Every line below that holds the string "Afficher" must be copied.
━━━
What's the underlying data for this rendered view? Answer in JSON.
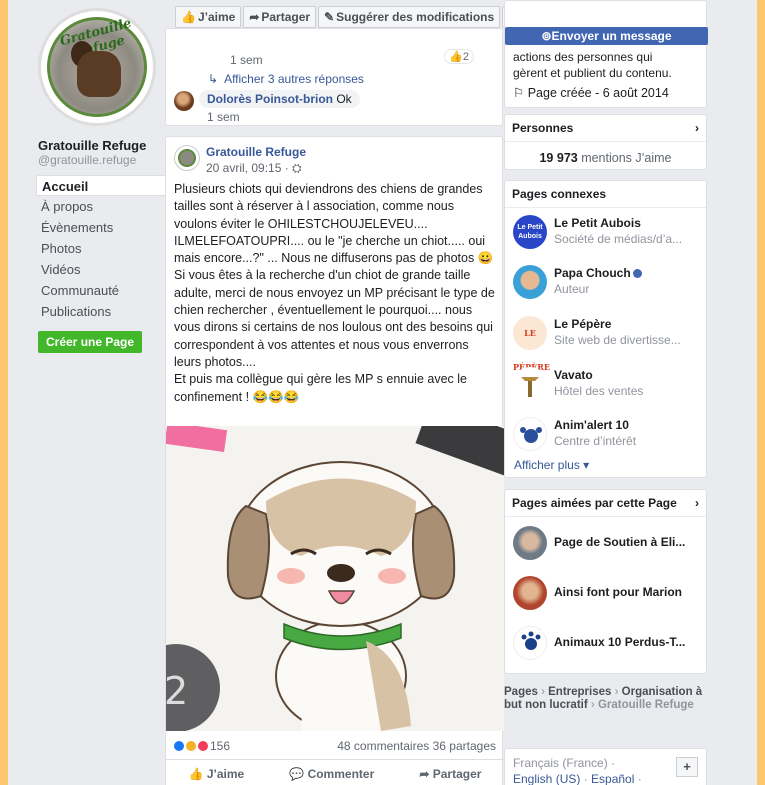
{
  "left": {
    "page_name": "Gratouille Refuge",
    "page_handle": "@gratouille.refuge",
    "nav": [
      "Accueil",
      "À propos",
      "Évènements",
      "Photos",
      "Vidéos",
      "Communauté",
      "Publications"
    ],
    "create_page": "Créer une Page",
    "logo_text": "Gratouille Refuge"
  },
  "actionbar": {
    "like": " J’aime",
    "share": " Partager",
    "suggest": " Suggérer des modifications",
    "more": "···"
  },
  "comments": {
    "time1": "1 sem",
    "badge": "2",
    "more_replies": "Afficher 3 autres réponses",
    "commenter": "Dolorès Poinsot-brion",
    "comment_text": "Ok",
    "time2": "1 sem"
  },
  "post": {
    "author": "Gratouille Refuge",
    "date": "20 avril, 09:15 · ⛭",
    "paragraphs": [
      "Plusieurs chiots qui deviendrons des chiens de grandes tailles sont à réserver à l association, comme nous voulons éviter le OHILESTCHOUJELEVEU.... ILMELEFOATOUPRI.... ou le \"je cherche un chiot..... oui mais encore...?\" ... Nous ne diffuserons pas de photos 😀",
      "Si vous êtes à la recherche d'un chiot de grande taille adulte, merci de nous envoyez un MP précisant le type de chien rechercher , éventuellement le pourquoi.... nous vous dirons si certains de nos loulous ont des besoins qui correspondent à vos attentes et nous vous enverrons leurs photos....",
      "Et puis ma collègue qui gère les MP s ennuie avec le confinement ! 😂😂😂"
    ],
    "image_digit": "2",
    "reactions_count": "156",
    "comments_count": "48 commentaires",
    "shares_count": "36 partages",
    "like": "J’aime",
    "comment": "Commenter",
    "share": "Partager"
  },
  "right": {
    "message_button": "Envoyer un message",
    "about_line1": "actions des personnes qui",
    "about_line2": "gèrent et publient du contenu.",
    "created": "Page créée - 6 août 2014",
    "persons_title": "Personnes",
    "persons_number": "19 973",
    "persons_suffix": " mentions J’aime",
    "related_title": "Pages connexes",
    "related": [
      {
        "name": "Le Petit Aubois",
        "sub": "Société de médias/d’a...",
        "avatar_text": "Le Petit Aubois"
      },
      {
        "name": "Papa Chouch",
        "sub": "Auteur"
      },
      {
        "name": "Le Pépère",
        "sub": "Site web de divertisse...",
        "avatar_text": "LE PÉPÈRE"
      },
      {
        "name": "Vavato",
        "sub": "Hôtel des ventes"
      },
      {
        "name": "Anim'alert 10",
        "sub": "Centre d’intérêt"
      }
    ],
    "show_more": "Afficher plus",
    "liked_title": "Pages aimées par cette Page",
    "liked": [
      "Page de Soutien à Eli...",
      "Ainsi font pour Marion",
      "Animaux 10 Perdus-T..."
    ],
    "crumbs": [
      "Pages",
      "Entreprises",
      "Organisation à but non lucratif",
      "Gratouille Refuge"
    ],
    "lang_current": "Français (France) ·",
    "lang_en": "English (US)",
    "lang_es": "Español"
  }
}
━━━
» Answer to the problem
    "more_replies": "Afficher 3 autres réponses",
    "show_more": "Afficher plus",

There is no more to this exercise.